[WHAT TO PRODUCE]
Wherever "mnemonic" appears in a line of the listing, that line should be returned.
——————
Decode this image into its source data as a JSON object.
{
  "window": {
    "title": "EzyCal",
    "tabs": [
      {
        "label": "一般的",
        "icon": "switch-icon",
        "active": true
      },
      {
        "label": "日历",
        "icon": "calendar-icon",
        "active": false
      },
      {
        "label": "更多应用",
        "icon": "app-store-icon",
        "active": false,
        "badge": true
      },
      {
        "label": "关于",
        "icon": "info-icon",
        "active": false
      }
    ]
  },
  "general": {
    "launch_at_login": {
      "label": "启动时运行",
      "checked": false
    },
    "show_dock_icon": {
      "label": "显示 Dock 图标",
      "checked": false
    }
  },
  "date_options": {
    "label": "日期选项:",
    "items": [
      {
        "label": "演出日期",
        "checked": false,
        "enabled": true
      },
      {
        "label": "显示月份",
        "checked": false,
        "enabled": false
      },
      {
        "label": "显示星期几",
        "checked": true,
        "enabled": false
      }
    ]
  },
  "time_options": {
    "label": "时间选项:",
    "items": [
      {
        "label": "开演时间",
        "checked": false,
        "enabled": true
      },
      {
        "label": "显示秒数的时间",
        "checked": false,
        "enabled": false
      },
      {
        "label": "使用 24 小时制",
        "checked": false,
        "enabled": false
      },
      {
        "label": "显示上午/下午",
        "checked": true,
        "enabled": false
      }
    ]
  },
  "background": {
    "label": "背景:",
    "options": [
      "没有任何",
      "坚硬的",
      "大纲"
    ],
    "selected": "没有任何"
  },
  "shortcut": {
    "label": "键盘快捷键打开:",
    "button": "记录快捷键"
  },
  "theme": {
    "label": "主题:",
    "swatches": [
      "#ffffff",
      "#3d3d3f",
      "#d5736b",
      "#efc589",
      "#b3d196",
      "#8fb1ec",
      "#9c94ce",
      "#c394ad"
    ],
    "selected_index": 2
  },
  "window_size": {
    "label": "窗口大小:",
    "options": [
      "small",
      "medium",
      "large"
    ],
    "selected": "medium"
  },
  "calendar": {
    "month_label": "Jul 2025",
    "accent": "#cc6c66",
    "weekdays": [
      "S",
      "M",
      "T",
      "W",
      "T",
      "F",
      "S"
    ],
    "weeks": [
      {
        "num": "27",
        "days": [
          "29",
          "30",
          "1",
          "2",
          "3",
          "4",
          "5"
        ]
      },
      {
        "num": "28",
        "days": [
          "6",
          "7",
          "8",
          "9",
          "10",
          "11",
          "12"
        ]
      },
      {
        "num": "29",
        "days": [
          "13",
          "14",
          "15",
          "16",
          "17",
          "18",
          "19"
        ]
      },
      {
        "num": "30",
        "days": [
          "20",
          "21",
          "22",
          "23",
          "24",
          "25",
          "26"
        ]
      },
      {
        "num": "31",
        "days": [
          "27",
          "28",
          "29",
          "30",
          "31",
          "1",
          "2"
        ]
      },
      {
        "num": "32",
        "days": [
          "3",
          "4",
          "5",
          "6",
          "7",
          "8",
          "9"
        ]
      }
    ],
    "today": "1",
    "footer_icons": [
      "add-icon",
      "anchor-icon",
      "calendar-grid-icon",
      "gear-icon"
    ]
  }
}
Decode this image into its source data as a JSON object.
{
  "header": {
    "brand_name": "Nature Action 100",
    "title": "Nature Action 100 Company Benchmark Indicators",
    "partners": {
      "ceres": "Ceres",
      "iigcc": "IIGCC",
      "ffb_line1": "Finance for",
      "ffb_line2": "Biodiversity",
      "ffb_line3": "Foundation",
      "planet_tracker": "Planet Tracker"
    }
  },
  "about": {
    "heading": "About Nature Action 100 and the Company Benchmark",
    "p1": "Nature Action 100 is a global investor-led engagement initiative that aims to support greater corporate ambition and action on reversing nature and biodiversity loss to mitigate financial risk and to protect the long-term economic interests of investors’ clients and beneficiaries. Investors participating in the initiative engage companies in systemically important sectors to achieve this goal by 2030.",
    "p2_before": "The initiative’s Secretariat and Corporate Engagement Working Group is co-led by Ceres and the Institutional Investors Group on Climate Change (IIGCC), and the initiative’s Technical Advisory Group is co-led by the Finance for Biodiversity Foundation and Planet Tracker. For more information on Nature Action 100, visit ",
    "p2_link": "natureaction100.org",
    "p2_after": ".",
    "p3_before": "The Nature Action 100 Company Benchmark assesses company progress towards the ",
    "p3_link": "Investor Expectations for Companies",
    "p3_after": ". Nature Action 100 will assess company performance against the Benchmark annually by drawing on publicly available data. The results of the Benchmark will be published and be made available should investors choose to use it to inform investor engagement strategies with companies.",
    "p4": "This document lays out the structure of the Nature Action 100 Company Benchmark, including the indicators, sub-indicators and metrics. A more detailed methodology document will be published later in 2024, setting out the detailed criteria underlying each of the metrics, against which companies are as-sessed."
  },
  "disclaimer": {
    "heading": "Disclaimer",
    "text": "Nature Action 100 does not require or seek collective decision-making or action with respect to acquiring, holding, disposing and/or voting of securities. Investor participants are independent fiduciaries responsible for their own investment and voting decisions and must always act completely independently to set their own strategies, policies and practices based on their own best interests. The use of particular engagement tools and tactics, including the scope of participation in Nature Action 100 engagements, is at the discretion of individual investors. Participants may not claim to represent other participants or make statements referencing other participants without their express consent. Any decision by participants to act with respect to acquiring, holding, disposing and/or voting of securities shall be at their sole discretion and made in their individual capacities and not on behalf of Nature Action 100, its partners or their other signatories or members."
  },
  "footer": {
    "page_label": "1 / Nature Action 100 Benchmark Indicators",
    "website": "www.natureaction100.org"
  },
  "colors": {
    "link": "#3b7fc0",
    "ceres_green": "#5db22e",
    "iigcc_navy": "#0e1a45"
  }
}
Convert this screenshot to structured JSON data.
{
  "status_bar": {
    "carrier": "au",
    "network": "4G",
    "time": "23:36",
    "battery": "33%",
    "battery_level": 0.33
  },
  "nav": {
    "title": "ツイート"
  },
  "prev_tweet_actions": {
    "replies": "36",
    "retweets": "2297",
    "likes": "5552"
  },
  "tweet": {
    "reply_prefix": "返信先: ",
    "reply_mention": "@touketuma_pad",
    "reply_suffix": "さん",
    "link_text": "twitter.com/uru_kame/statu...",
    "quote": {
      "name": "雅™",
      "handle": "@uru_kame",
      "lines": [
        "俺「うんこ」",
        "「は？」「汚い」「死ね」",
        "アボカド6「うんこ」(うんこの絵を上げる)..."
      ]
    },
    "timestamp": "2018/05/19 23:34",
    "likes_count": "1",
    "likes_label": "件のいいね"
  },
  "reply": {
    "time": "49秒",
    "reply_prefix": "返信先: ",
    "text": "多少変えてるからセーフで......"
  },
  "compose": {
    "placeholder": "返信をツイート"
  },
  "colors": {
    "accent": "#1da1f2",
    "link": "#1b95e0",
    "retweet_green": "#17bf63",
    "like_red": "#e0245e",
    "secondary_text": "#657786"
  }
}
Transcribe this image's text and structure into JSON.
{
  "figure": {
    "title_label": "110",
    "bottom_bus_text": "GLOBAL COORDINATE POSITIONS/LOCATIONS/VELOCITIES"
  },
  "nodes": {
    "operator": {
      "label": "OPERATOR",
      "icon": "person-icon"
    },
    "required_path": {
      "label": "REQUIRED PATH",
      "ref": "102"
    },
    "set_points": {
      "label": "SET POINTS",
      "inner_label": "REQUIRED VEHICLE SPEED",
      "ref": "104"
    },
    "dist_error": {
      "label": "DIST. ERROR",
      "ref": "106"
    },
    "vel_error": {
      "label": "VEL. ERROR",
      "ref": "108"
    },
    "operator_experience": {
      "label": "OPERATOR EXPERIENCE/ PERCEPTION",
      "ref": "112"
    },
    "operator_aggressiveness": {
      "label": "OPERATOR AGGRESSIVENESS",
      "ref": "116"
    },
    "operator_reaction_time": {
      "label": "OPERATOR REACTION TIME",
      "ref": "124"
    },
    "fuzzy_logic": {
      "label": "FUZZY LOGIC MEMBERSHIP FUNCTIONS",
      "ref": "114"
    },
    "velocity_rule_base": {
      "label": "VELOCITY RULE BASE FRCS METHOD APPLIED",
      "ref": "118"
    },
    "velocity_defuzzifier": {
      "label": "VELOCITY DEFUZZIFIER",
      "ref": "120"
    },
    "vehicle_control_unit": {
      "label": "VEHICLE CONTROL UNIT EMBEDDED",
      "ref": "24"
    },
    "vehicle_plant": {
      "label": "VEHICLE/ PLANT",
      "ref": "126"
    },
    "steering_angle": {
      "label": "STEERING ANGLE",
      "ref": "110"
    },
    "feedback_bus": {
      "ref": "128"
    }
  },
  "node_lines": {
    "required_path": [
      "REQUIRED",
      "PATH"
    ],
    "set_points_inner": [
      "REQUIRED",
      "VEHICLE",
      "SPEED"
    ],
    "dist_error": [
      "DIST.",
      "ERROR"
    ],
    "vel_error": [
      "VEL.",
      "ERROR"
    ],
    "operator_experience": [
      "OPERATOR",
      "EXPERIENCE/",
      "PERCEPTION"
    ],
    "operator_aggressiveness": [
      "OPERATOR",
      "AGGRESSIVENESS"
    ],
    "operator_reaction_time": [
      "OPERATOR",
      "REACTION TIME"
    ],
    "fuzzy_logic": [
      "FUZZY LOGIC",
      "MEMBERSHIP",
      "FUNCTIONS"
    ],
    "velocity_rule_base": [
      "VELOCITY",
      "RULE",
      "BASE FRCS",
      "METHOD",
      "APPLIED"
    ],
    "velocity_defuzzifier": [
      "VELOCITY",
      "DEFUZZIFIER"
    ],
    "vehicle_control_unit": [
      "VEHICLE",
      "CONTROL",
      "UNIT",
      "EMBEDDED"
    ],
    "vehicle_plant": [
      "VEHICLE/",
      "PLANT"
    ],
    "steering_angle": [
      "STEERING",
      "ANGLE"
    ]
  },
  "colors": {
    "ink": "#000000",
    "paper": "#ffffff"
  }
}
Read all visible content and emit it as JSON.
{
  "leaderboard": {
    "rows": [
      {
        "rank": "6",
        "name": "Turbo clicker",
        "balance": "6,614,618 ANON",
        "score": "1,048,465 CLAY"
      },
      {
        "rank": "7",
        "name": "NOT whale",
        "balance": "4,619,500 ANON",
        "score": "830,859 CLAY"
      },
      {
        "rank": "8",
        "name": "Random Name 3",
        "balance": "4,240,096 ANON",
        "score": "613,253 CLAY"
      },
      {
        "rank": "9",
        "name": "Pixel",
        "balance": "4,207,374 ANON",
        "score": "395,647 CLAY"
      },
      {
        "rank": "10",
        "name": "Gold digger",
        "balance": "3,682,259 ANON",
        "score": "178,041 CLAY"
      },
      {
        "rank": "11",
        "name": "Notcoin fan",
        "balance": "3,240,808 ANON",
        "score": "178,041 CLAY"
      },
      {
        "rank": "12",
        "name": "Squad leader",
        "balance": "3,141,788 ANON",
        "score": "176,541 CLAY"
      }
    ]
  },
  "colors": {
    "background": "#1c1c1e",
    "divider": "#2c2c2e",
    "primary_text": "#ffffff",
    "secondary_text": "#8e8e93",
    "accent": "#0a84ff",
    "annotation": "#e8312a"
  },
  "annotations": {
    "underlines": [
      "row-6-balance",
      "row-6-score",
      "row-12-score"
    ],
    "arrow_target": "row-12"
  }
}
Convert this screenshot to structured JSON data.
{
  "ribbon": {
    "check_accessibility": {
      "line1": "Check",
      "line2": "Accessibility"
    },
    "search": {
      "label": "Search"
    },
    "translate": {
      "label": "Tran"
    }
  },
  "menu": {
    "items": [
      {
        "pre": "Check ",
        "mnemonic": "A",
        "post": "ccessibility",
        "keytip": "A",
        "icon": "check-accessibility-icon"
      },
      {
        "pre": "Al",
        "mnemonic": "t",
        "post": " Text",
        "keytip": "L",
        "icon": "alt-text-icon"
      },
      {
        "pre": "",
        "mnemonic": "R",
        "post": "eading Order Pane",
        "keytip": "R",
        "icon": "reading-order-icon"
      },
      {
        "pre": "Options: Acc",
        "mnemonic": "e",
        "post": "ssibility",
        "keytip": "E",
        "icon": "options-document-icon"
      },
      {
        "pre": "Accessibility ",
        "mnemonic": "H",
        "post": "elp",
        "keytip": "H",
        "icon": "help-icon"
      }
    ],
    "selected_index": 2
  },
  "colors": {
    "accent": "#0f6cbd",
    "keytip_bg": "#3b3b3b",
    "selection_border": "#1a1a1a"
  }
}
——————
[TASK RESPONSE]
        "mnemonic": "A",
        "mnemonic": "t",
        "mnemonic": "R",
        "mnemonic": "e",
        "mnemonic": "H",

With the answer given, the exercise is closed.